Orchestral Music Review Print



BMC's Sinfonia with Lockhart Plays Through the Heat and Adds Some of Its Own


Event  Information

Brevard -- ( Sun., Jul. 1, 2012 )

Brevard Music Center: BMC - Lockhart Conducts American Classics: Brevard Sinfonia, Keith Lockhart, conductor
$30-$15. -- Whittington-Pfohl Auditorium , 828-862-2105 , http://www.brevardmusic.org/ -- 3:00 PM

July 1, 2012 - Brevard, NC:


Brevard Music Center's Whittington-Pfohl Auditorium was the venue for this mid-afternoon sizzler by the Brevard Sinfonia under the direction of Keith Lockhart. The concertmaster was Ben Carson. The extreme heat has been a major part of the story here for the last three days, testing the mettle of players and listeners alike. This, however, did not deter the huge crowd that turned out to hear this college-division orchestra and Lockhart's first concert of the season. The music — not only familiar but construed in palatable, easy-to-digest chunks — seemed just right as a patriotic prelude to the Center's other July 4th offerings.
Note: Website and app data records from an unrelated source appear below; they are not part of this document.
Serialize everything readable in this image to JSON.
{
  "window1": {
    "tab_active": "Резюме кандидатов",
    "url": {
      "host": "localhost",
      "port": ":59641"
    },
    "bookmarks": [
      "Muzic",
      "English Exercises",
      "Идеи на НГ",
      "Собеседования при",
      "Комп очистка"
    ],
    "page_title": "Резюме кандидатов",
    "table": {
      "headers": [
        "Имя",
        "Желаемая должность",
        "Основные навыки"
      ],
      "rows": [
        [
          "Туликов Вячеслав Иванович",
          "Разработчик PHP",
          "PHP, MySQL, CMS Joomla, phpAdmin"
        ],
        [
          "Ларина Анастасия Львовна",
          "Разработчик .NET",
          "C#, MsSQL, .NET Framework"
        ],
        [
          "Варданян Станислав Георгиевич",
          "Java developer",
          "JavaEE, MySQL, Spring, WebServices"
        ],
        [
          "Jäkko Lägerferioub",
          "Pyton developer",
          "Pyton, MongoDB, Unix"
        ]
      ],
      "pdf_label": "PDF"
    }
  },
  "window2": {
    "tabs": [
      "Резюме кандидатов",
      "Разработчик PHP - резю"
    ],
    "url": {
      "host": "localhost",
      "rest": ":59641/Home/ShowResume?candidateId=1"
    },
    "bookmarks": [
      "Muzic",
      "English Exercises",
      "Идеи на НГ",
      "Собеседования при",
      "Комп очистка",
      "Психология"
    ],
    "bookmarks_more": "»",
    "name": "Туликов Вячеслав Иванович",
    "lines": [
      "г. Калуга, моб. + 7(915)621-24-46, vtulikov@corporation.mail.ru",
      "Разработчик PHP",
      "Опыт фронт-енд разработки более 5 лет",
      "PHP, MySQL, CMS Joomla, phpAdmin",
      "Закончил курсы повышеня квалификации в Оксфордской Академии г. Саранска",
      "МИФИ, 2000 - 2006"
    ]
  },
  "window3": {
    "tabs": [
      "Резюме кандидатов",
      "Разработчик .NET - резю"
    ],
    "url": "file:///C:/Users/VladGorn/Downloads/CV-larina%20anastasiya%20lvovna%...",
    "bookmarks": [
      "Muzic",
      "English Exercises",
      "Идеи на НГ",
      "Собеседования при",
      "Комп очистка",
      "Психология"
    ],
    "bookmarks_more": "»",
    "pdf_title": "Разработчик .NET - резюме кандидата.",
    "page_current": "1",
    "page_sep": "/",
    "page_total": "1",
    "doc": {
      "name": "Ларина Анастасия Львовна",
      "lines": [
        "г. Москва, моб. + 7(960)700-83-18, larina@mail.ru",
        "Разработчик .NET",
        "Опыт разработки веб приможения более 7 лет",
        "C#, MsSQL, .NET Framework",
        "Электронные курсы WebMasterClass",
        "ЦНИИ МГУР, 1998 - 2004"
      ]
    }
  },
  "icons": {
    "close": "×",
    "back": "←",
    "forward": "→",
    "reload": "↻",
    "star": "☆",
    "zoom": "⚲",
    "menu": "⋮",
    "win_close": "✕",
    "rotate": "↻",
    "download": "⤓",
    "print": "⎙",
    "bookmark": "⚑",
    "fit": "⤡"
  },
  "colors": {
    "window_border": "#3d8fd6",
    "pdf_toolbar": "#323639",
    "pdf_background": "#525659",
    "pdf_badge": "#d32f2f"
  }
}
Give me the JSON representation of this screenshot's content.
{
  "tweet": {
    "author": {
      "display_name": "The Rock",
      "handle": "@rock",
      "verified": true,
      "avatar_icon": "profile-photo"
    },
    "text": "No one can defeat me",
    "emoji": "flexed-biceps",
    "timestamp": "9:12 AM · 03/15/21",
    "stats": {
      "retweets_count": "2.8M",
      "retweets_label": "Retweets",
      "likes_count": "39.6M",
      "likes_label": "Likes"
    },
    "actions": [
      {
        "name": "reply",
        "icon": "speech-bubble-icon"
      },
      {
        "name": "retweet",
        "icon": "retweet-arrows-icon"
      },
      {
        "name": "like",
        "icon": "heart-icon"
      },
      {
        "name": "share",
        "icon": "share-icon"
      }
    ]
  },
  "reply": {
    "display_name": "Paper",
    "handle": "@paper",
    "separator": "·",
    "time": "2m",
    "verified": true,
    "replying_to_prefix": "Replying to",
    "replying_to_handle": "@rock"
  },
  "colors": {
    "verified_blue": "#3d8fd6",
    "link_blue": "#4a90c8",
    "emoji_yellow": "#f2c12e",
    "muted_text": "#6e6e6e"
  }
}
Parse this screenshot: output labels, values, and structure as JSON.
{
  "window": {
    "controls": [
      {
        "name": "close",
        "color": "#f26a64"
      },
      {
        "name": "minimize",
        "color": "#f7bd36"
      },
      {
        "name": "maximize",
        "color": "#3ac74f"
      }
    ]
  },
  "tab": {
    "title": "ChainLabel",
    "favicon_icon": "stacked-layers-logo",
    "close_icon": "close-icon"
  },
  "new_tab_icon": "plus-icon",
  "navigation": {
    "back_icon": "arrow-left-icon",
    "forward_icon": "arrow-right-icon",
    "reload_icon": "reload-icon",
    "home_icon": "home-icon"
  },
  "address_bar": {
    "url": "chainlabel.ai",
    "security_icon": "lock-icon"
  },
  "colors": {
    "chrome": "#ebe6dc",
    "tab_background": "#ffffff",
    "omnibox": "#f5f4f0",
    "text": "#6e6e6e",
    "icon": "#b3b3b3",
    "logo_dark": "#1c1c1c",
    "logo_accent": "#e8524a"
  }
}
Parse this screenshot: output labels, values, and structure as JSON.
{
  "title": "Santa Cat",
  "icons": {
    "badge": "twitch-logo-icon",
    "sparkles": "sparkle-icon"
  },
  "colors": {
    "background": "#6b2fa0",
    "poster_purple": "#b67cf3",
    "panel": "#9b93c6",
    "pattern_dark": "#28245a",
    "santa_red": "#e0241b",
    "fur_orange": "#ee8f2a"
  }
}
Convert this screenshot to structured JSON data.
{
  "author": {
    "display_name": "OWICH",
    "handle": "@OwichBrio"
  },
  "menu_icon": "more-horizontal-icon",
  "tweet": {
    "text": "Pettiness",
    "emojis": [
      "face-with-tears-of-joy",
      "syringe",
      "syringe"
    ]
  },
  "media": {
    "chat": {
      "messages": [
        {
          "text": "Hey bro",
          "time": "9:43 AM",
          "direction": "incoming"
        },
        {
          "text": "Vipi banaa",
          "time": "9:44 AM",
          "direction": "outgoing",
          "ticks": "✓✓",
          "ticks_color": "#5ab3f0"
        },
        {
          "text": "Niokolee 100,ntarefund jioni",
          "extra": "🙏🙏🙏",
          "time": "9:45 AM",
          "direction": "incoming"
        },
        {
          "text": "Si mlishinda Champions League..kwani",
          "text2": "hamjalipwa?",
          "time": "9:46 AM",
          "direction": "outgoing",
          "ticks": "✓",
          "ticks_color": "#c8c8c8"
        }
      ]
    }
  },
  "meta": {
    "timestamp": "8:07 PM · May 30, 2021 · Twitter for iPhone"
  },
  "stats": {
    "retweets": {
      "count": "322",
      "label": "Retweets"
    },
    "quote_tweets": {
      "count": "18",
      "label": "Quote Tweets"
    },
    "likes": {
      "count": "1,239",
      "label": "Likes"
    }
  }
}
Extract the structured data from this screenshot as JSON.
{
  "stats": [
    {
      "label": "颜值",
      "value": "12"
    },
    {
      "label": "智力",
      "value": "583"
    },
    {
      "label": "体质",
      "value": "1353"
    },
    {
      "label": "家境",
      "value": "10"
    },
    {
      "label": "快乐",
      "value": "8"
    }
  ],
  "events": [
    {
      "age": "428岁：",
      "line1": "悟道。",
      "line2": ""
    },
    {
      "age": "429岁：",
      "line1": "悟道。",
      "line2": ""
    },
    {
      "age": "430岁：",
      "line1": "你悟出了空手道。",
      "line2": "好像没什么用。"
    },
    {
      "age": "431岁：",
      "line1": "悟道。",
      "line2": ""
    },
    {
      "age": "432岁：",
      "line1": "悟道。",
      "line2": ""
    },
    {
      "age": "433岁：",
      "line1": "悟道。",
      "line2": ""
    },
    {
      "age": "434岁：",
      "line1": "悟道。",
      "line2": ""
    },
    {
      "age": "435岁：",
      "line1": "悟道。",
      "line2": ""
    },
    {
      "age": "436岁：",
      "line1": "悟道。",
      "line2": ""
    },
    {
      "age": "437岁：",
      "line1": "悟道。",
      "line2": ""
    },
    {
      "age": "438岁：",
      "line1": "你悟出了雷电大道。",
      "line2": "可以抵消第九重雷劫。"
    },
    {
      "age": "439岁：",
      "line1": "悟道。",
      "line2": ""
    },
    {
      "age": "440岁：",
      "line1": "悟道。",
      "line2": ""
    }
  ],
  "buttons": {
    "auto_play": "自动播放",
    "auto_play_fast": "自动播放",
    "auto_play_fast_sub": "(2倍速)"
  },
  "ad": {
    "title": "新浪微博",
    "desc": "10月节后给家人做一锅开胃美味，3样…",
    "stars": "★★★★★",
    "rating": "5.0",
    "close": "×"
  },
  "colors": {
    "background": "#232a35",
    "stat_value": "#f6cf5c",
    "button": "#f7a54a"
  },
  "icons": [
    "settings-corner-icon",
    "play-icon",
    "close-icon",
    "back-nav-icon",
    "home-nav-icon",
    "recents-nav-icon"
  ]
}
Those who have been following Maestro Lockhart's distinguished career know of his recent appointment as seventh Principal Conductor of the BBC Concert Orchestra in addition to his ongoing positions as Conductor of the Boston Pops, and, of course, Principal Conductor of the Brevard Music Center since 2007. He seems to be everywhere and very much in demand all over the world. And yet, Brevard is an important part of his history — he was once a student here and has family here — and his devotion to the educational mission of the institution is palpable. It must be thrilling to perform under his direction.

The program's first half consisted of works inspired by the American West — Aaron Copland's "Buckaroo Holiday" from Rodeo (1942) and Ferde Grofé's Grand Canyon Suite (1931). Part of the fun of attending an outdoor concert is to see what happens, as something always does. After the playing of the National Anthem, a downpour ensued as if on cue, generating a buzz in the audience which didn't immediately subside. To add to this excitement, a car-alarm horn went off a few minutes into the Copland, which turned out to be a comical, though unintended, rhythmic accompaniment to his syncopated and rhythmically-charged score. Noteworthy in this performance was the orchestra's energized forward momentum and unflagging energy. Well done!

The Grofé is an audience-pleaser for sure, and a pedagogical gem for young players. This suite of picturesque movements requires not only technical finesse but also a wide range of musical expressiveness, and this large orchestra (nearly 100 string players alone) successfully plumbed these artistic depths. The demands of the score are there from the very beginning of the "Sunrise" movement, where the faintest timpani roll and high string harmonics provide the sonic background to the relentlessly rising "sunrise" motive in the low winds. This opening gesture — one of expectation which later flowers into an expansive melody — was beautifully done. The "Painted Desert" similarly has a range of musical devices — melodic fragments, full-blown melodies, moments of stasis and those of motion — which were expertly realized. The clip-clopping "On the Trail" is always fun to hear, and the orchestra clearly had fun playing all the burro brayings. The two cadenzas which frame the movement — one for violin and one for celesta — were wonderfully executed. "Sunset" opens with the mesmerizing echoing of horns and a recalling of other movements' themes, and the grandiose final "Cloudburst" movement proved to be a solidly rendered musical affirmation of what some people sitting on the lawn had previously endured.

The second half opened with William Schuman's 1963 orchestration of Charles Ives's brilliantly idiosyncratic Variations on America. These, of course, are variations like no other. Meandering in unexpected ways with intentional "wrong" notes, the orchestra successfully pulled off the aesthetic of an "imperfect performance — Ives's style" perfectly. The lyric gem of the afternoon was the Lyric for Strings (1947) by George Walker, the first African-American composer to win the Pulitzer Prize for Music (in 1996 for Lilacs). Originally the second movement of his String Quartet No. 1 composed in 1946, the work's hushed opening dynamic and generally quiet calm were in marked contrast to both the Ives and George Gershwin's An American in Paris which followed. In addition to the many fine solos through the latter, the orchestra also did a marvelous job of capturing both the vitality and jazzy swing of this American favorite.